why add charcoal to toothpaste?


connie gregson

by connie gregson , friendly head of r+d at hello products


charcoal is associated with many things: barbecue grilling and chilling, whiskey distilling and swilling, multitasking and facial masking, etc. but as it turns out, charcoal can also be an ingredient in your oral care products. yep you heard us correctly. it’s important to note though that the type of charcoal used in oral care is a bit different, so please don’t put any of those barbecuing briquettes anywhere near your face-grill.

the oral care variety of charcoal is known as activated charcoal. and it’s been designed to safely go where no charcoal has (hopefully) gone before: inside your mouth.

activated charcoal for teeth: a bite of history

the use of charcoal goes way, way back – we’re talking b.c. status. charcoal powder was used by the ancient romans to help keep their teeth clean. charcoal has continued to come in and out of favour throughout the centuries. today, activated charcoal is having another rise to fame – and for good reason. 

what’s the difference between activated charcoal and the regular stuff?

activated charcoal is formed when high pressure gas is forced into charcoal making it much more porous. this porousness makes it extremely adsorptive. and yes, you read that right: we said “adsorptive” – not absorptive. the difference is that activated charcoal literally “adds” to its mass by grabbing other molecules. hence adsorption. think a static-y cloth that cleans by getting stuff to cling, as opposed to a paper towel that’s soaking up a liquid. this structure can help activated charcoal adsorb the odours that cause bad breath and the tannins that can stain teeth surfaces. 

a couple of things to know about activated charcoal for teeth whitening

the first thing you need to know is that pure activated charcoal on its own can be harsh on teeth. it should only be used in a specially formulated toothpaste or mouthwash. the other thing you need to know about activated charcoal and oral care is that it can be messy. toothpaste with charcoal looks just like what you’d expect in your mouth: black. which is – quite frankly – pretty great. yes, your teeth get covered in black coating, but it’s a coating that completely rinses out with water, with the toothpaste formula leaving cleaner, brighter teeth behind when used regularly. if you’re using whitening toothpaste with charcoal, the name of the game is to be a friendly brusher and spit responsibly. trust us, your fellow sink users will thank you. and if you’re the sole master of your sink – the future you will thank you. 

charcoal powder vs. charcoal toothpaste: which brushes better?

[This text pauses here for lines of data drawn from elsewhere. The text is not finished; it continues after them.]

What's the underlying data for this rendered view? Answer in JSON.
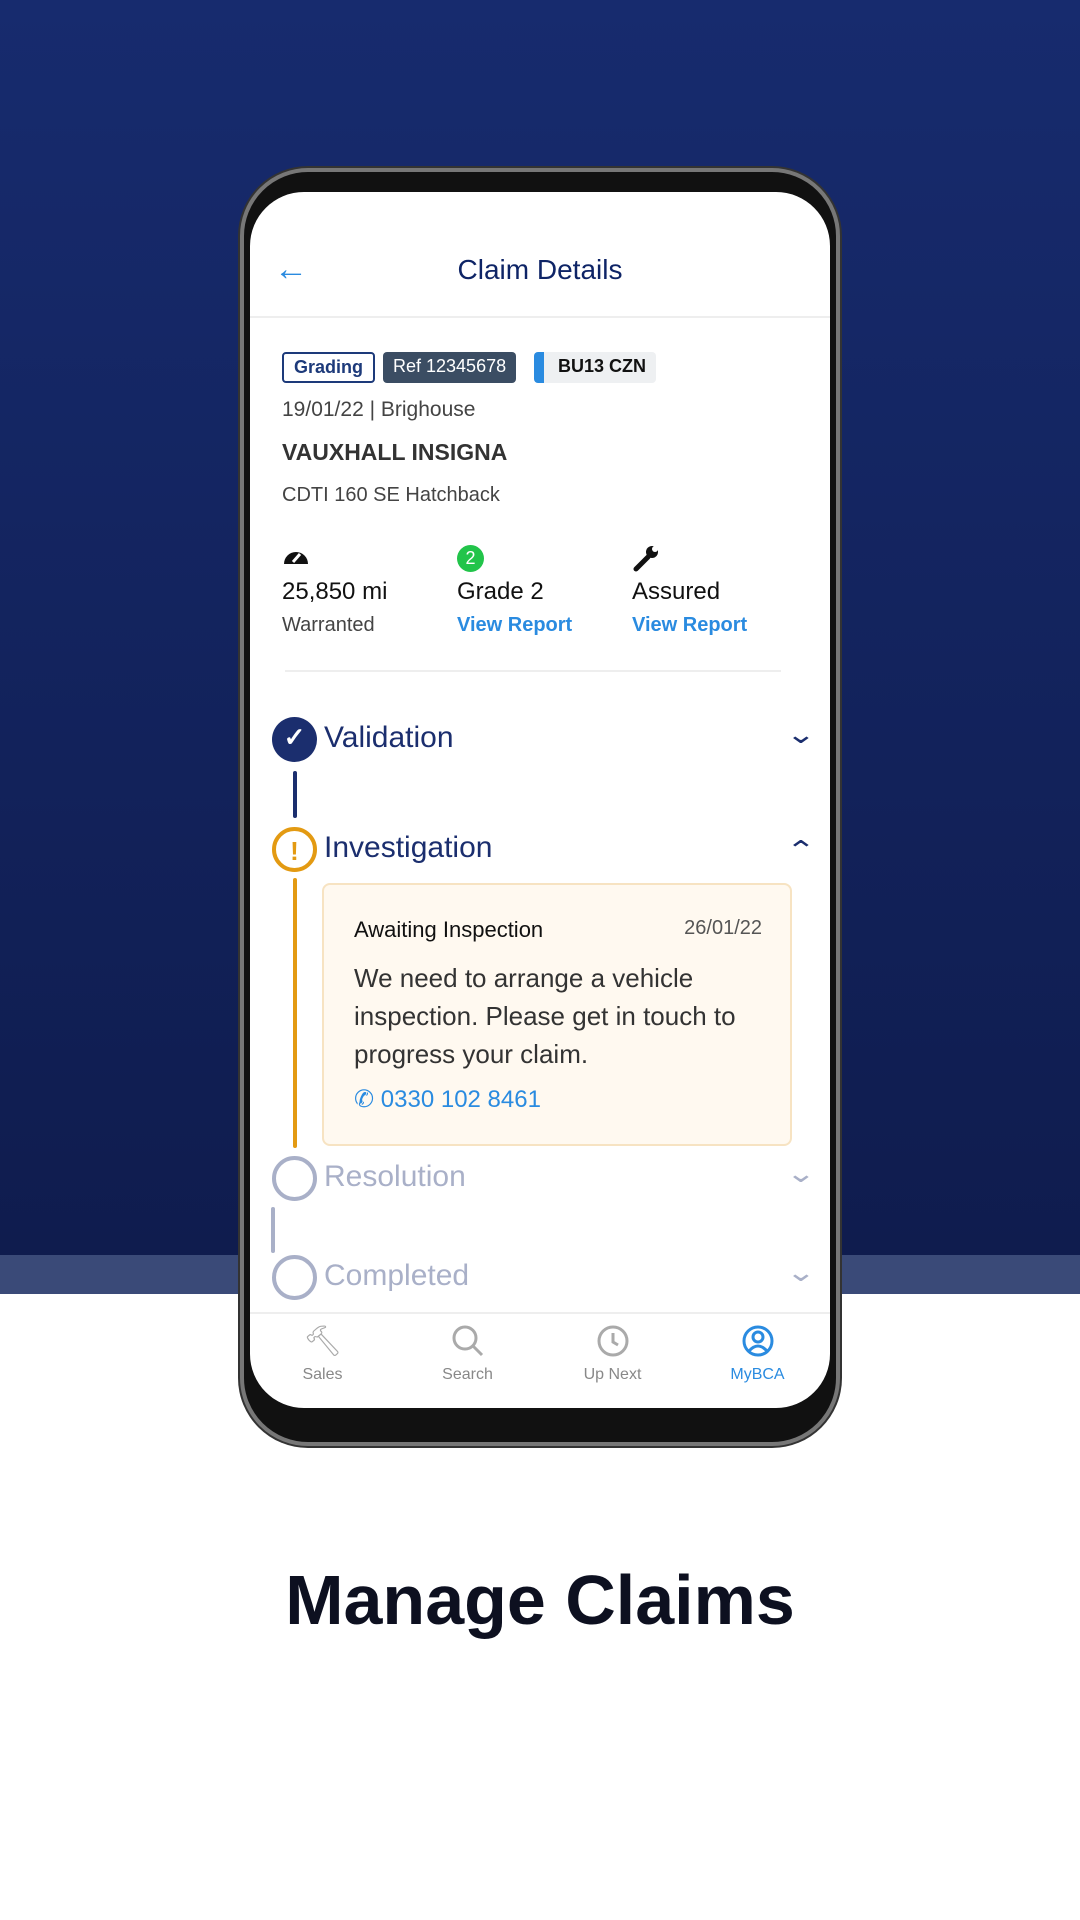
{
  "header": {
    "title": "Claim Details",
    "back_icon": "arrow-left-icon"
  },
  "chips": {
    "status": "Grading",
    "ref": "Ref 12345678",
    "plate": "BU13 CZN"
  },
  "vehicle": {
    "date_location": "19/01/22 | Brighouse",
    "make_model": "VAUXHALL INSIGNA",
    "variant": "CDTI 160  SE Hatchback"
  },
  "stats": [
    {
      "icon": "speedometer-icon",
      "value": "25,850 mi",
      "sub": "Warranted"
    },
    {
      "badge": "2",
      "value": "Grade 2",
      "link": "View Report"
    },
    {
      "icon": "wrench-icon",
      "value": "Assured",
      "link": "View Report"
    }
  ],
  "steps": [
    {
      "label": "Validation",
      "state": "complete",
      "color": "#1b2e6e"
    },
    {
      "label": "Investigation",
      "state": "active",
      "color": "#e39a12"
    },
    {
      "label": "Resolution",
      "state": "pending",
      "color": "#a9b0c8"
    },
    {
      "label": "Completed",
      "state": "pending",
      "color": "#a9b0c8"
    }
  ],
  "card": {
    "title": "Awaiting Inspection",
    "date": "26/01/22",
    "body": "We need to arrange a vehicle inspection. Please get in touch to progress your claim.",
    "phone": "0330 102 8461"
  },
  "nav": [
    {
      "label": "Sales",
      "icon": "gavel-icon"
    },
    {
      "label": "Search",
      "icon": "search-icon"
    },
    {
      "label": "Up Next",
      "icon": "clock-icon"
    },
    {
      "label": "MyBCA",
      "icon": "user-circle-icon",
      "active": true
    }
  ],
  "headline": "Manage Claims",
  "colors": {
    "accent": "#2a8be0",
    "navy": "#1b2e6e",
    "warning": "#e39a12"
  }
}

sure, we’re biased here, but we’ve gotta say that activated charcoal toothpastes and mouthwashes have an edge over charcoal powder when cleaning teeth. our toothpastes and mouthwash have way less potential for mess. then there’s the issue of taste. when used in powder form charcoal is odourless and flavourless – but it can still leave an unpleasant aftertaste (even if the powder has a spray-on mint flavour). meanwhile, the addition of a powerful natural mint oil in a charcoal toothpaste or mouthwash leaves your mouth feeling fresh as all heck.